Shivaji later personally visited the house of the slain Baji Prabhu, which was in the village of Kasabe Sindh in the Raigad district and honoured his family, including giving his eldest son a position of leadership and honour in the forces.
The defence of the pass of Ghor Khind by 300 Marathas led by Baji Prabhu was renamed “The Battle of Pavan Khind” which in Marathi means “The Battle of the Sacred Pass”.
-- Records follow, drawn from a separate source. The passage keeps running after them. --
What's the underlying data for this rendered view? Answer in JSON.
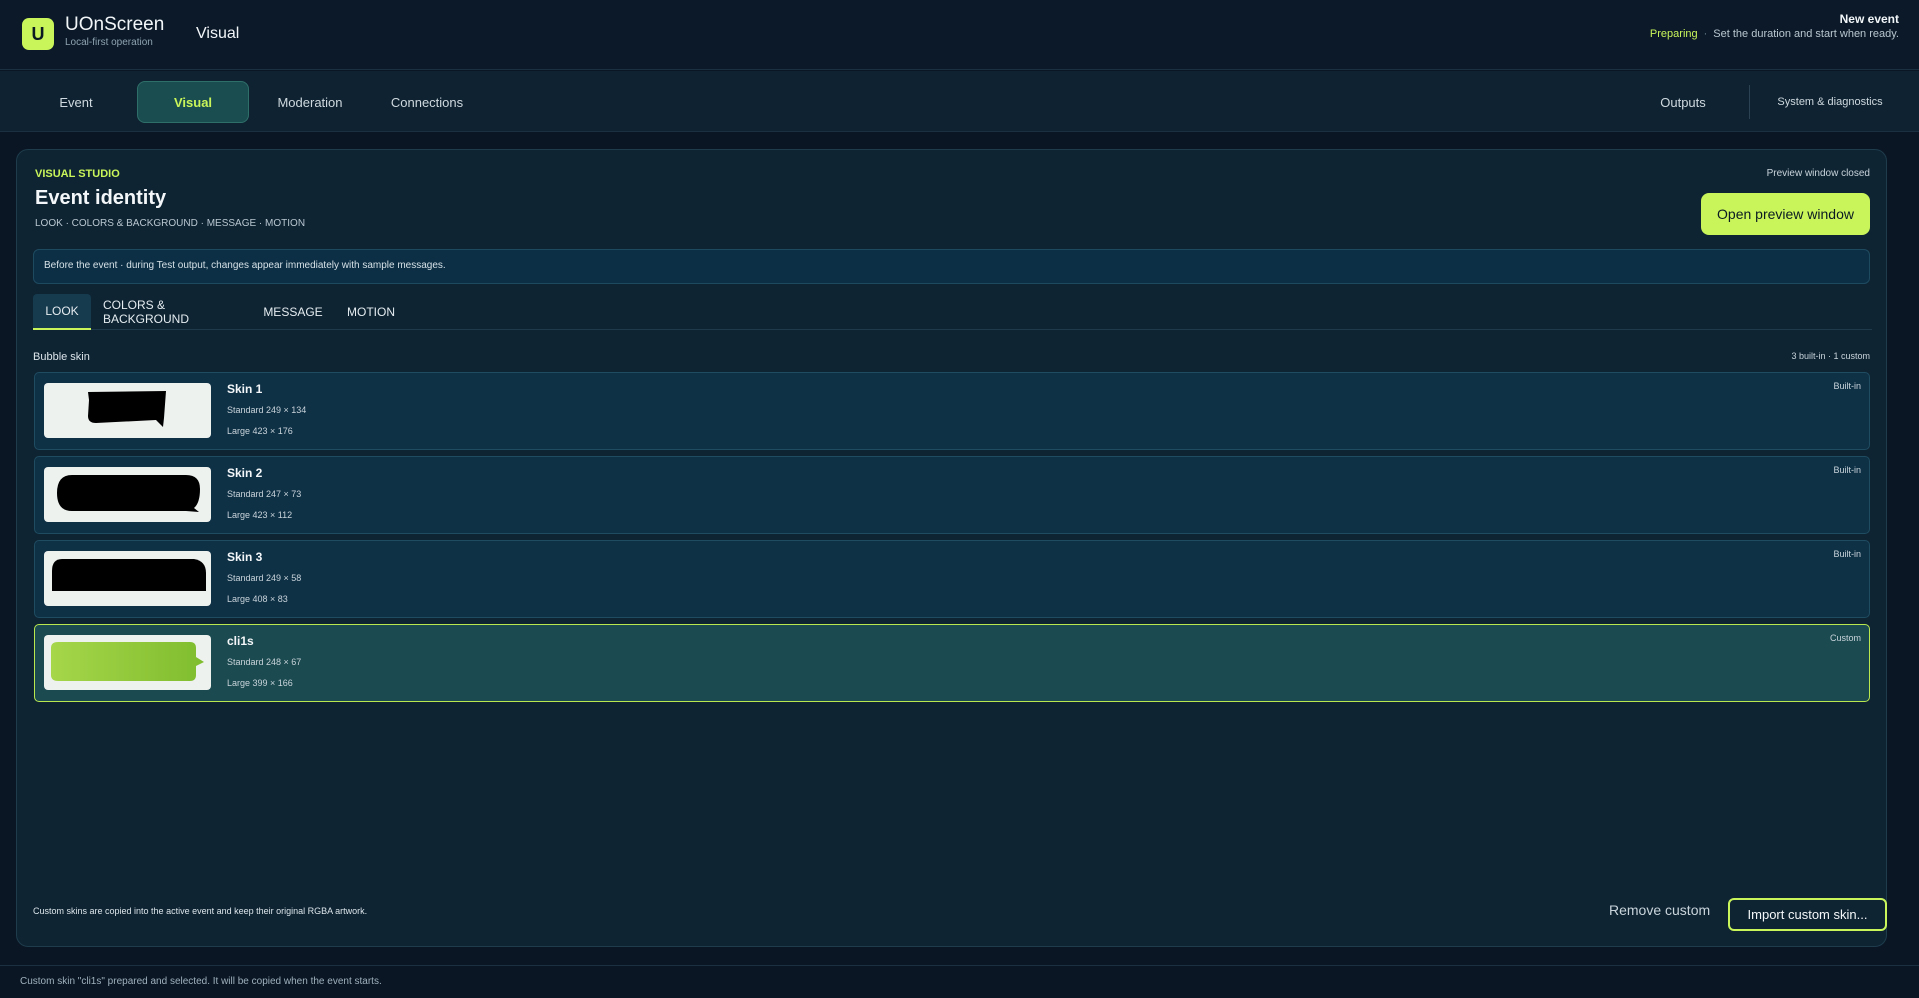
{
  "header": {
    "logo_letter": "U",
    "app_name": "UOnScreen",
    "app_subtitle": "Local-first operation",
    "page_title": "Visual",
    "event_title": "New event",
    "status_state": "Preparing",
    "status_separator": "·",
    "status_message": "Set the duration and start when ready."
  },
  "nav": {
    "tabs": [
      {
        "label": "Event"
      },
      {
        "label": "Visual"
      },
      {
        "label": "Moderation"
      },
      {
        "label": "Connections"
      },
      {
        "label": "Outputs"
      },
      {
        "label": "System & diagnostics"
      }
    ],
    "active": "Visual"
  },
  "studio": {
    "label": "VISUAL STUDIO",
    "title": "Event identity",
    "subtitle": "LOOK · COLORS & BACKGROUND · MESSAGE · MOTION",
    "preview_status": "Preview window closed",
    "open_preview_label": "Open preview window",
    "info_text": "Before the event · during Test output, changes appear immediately with sample messages.",
    "sub_tabs": [
      {
        "label": "LOOK"
      },
      {
        "label": "COLORS & BACKGROUND"
      },
      {
        "label": "MESSAGE"
      },
      {
        "label": "MOTION"
      }
    ],
    "active_sub_tab": "LOOK",
    "section_label": "Bubble skin",
    "skin_count": "3 built-in · 1 custom",
    "skins": [
      {
        "name": "Skin 1",
        "standard": "Standard  249 × 134",
        "large": "Large  423 × 176",
        "type": "Built-in"
      },
      {
        "name": "Skin 2",
        "standard": "Standard  247 × 73",
        "large": "Large  423 × 112",
        "type": "Built-in"
      },
      {
        "name": "Skin 3",
        "standard": "Standard  249 × 58",
        "large": "Large  408 × 83",
        "type": "Built-in"
      },
      {
        "name": "cli1s",
        "standard": "Standard  248 × 67",
        "large": "Large  399 × 166",
        "type": "Custom"
      }
    ],
    "selected_skin": "cli1s",
    "footer_note": "Custom skins are copied into the active event and keep their original RGBA artwork.",
    "remove_label": "Remove custom",
    "import_label": "Import custom skin..."
  },
  "statusbar": {
    "message": "Custom skin \"cli1s\" prepared and selected. It will be copied when the event starts."
  },
  "colors": {
    "accent": "#c9f55a",
    "background": "#0a1624",
    "panel": "#0e2433"
  }
}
“The defence…,” says historian Dennis Kincaid, “has become legendary in Western India. The action is remarkable as an example of the spirit which Shivaji’s leadership infused into his followers.” Shivaji’s mother, Jijabai, wept at the news of Baji Prabhu’s death. Ballads and poems have been composed in his memory, some of which are still sung today. Sri Aurobindo, the great yogi, mystic and revolutionary of the 20th century wrote a splendid poem dedicated to Baji Prabhu, which was used as a symbol to capture the spirit of sacrifice that was required of the young men in India’s freedom struggle which was then under way.
Eminent historian Jadunath Sarkar describes the incident in his book "Shivaji and His Times" in the following way.
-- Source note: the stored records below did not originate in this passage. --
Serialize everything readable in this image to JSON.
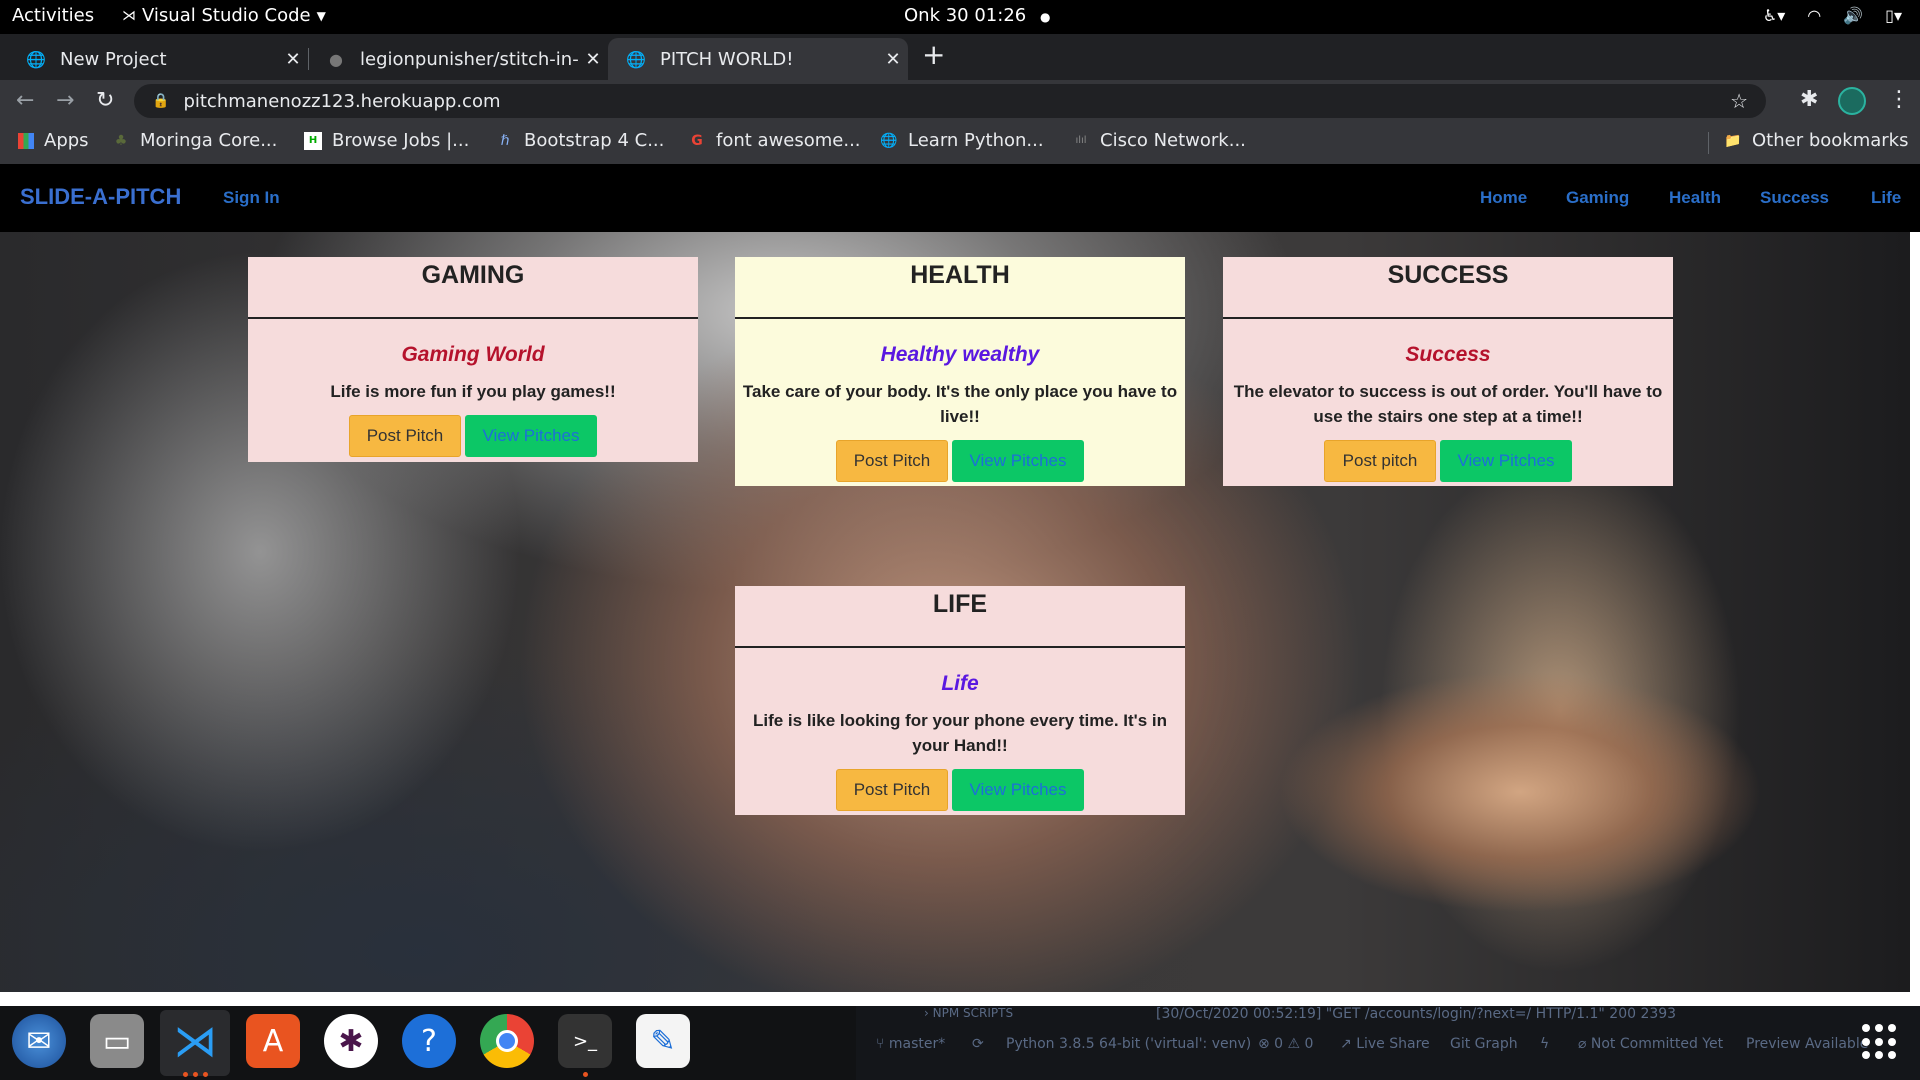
{
  "topbar": {
    "activities": "Activities",
    "app_name": "Visual Studio Code",
    "clock": "Onk 30  01:26"
  },
  "tabs": [
    {
      "title": "New Project",
      "icon": "globe-icon"
    },
    {
      "title": "legionpunisher/stitch-in-t",
      "icon": "github-icon"
    },
    {
      "title": "PITCH WORLD!",
      "icon": "globe-icon"
    }
  ],
  "omnibox": {
    "url": "pitchmanenozz123.herokuapp.com"
  },
  "bookmarks": {
    "items": [
      {
        "label": "Apps",
        "icon": "apps-grid-icon"
      },
      {
        "label": "Moringa Core...",
        "icon": "moringa-icon"
      },
      {
        "label": "Browse Jobs |...",
        "icon": "jobs-icon"
      },
      {
        "label": "Bootstrap 4 C...",
        "icon": "bootstrap-icon"
      },
      {
        "label": "font awesome...",
        "icon": "google-icon"
      },
      {
        "label": "Learn Python...",
        "icon": "globe-icon"
      },
      {
        "label": "Cisco Network...",
        "icon": "cisco-icon"
      }
    ],
    "other": "Other bookmarks"
  },
  "site": {
    "brand": "SLIDE-A-PITCH",
    "sign_in": "Sign In",
    "links": [
      "Home",
      "Gaming",
      "Health",
      "Success",
      "Life"
    ]
  },
  "cards": {
    "gaming": {
      "heading": "GAMING",
      "subtitle": "Gaming World",
      "text": "Life is more fun if you play games!!",
      "post": "Post Pitch",
      "view": "View Pitches"
    },
    "health": {
      "heading": "HEALTH",
      "subtitle": "Healthy wealthy",
      "text": "Take care of your body. It's the only place you have to live!!",
      "post": "Post Pitch",
      "view": "View Pitches"
    },
    "success": {
      "heading": "SUCCESS",
      "subtitle": "Success",
      "text": "The elevator to success is out of order. You'll have to use the stairs one step at a time!!",
      "post": "Post pitch",
      "view": "View Pitches"
    },
    "life": {
      "heading": "LIFE",
      "subtitle": "Life",
      "text": "Life is like looking for your phone every time. It's in your Hand!!",
      "post": "Post Pitch",
      "view": "View Pitches"
    }
  },
  "colors": {
    "brand": "#3a6fd0",
    "subtitle_red": "#b5122c",
    "subtitle_purple": "#5a18e0",
    "post_button": "#f7b841",
    "view_button": "#0cc766"
  },
  "vscode_status": {
    "npm": "NPM SCRIPTS",
    "log": "[30/Oct/2020 00:52:19] \"GET /accounts/login/?next=/ HTTP/1.1\" 200 2393",
    "branch": "master*",
    "python": "Python 3.8.5 64-bit ('virtual': venv)",
    "problems": "⊗ 0 ⚠ 0",
    "live_share": "Live Share",
    "git_graph": "Git Graph",
    "commit": "Not Committed Yet",
    "preview": "Preview Available"
  }
}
"The siege dragged on for nearly four months ; all the paths of ingress and egress were closed to the garrison. Shivaji found himself in a fatal trap. So, he wrote a secret letter to Jauhar, deceitfully begging his protection and offering to make an alliance with him. In order to negotiate for the terms he asked for a passport. Jauhar, "who was both fool and traitor," swallowed the bait; he assured Shivaji of his protection, gave him a safe conduct, and flattered himself that with Shiva for an ally he would be able to create a kingdom of his own in independence of Adil Shah. Next day Shivaji with only two or three followers visited Jauhar at midnight, and was received in darbar. After oaths of co-operation had been taken on both sides, Shivaji returned quickly to the fort, and the pretended siege was continued. When the news of Jauhar's treacherous coquetting with Shiva reached the ears of Ali Adil Shah, that king burst into anger and left his capital (5 August) "to punish both the rebels." An envoy was sent to bring Jauhar back to the right path, but the mission was a failure. When, however, Ali reached Miraj and his Vanguard advanced beyond it still nearer to Panhala, Shivaji slipped out of the fort one night with his family and 5 to 6 thousand soldiers, and Panhala returned to Adil Shah's possession without a blow (about 25 August 1660.) As the Bijapur Court-poet sang in exultation, "Ali took Panhala from Salabat in a twinkle." (Tarikh-i-Ali, 82-93 ; B. S. 353-357 ; F. R. Rajapur, Kolhapur to Sural, dated 5 June. 1660. Chit. 64 ; Dig. 175-176 ; T. S. I8b-19a.)
Shiva's escape from the fort was soon detected, and a strong Bijapuri force under Jauhar's son Siddi Aziz and Afzal Khan's son Fazl Khan set out in pursuit of him. On reaching a narrow ravine (probably near Malkapur), Shiva left 5 thousand men there under Baji Pradhu (the deshpande of Hardis Maval) with orders to hold the mouth of the pass at all costs till the main body of the fugitives had reached Vishalgad. The Bijapuris delivered three bloody assaults on the heroic rear-guard, all of which were beaten off. But when at last the gun-fire from Vishalgarh gave the anxiously expected signal that Shivaji had reached safety within its walls, the gallant Baji Prabhu was lying mortally wounded with 700 of his followers. The faithful servant had done his appointed duty. The Bijapuris declined to besiege Vishalgarh, and retired to their own territory, after recovering Pavangarh and some other forts in addition to Panhala. Shiva retained in that quarter only the forts of Rangana and Vishalgarh. [Chil. 64-65; Dig. 182-185; T. S. 19a & b; the name of Siddi Aziz is given by Duff (i. 181) only, while T, 5. reads Siddi Halal. The Persian works are absolutely silent about this retreat. Vishalgarh is 27 miles from Panhetla via Malkapur. (Ind. At. 40 S. W.)]"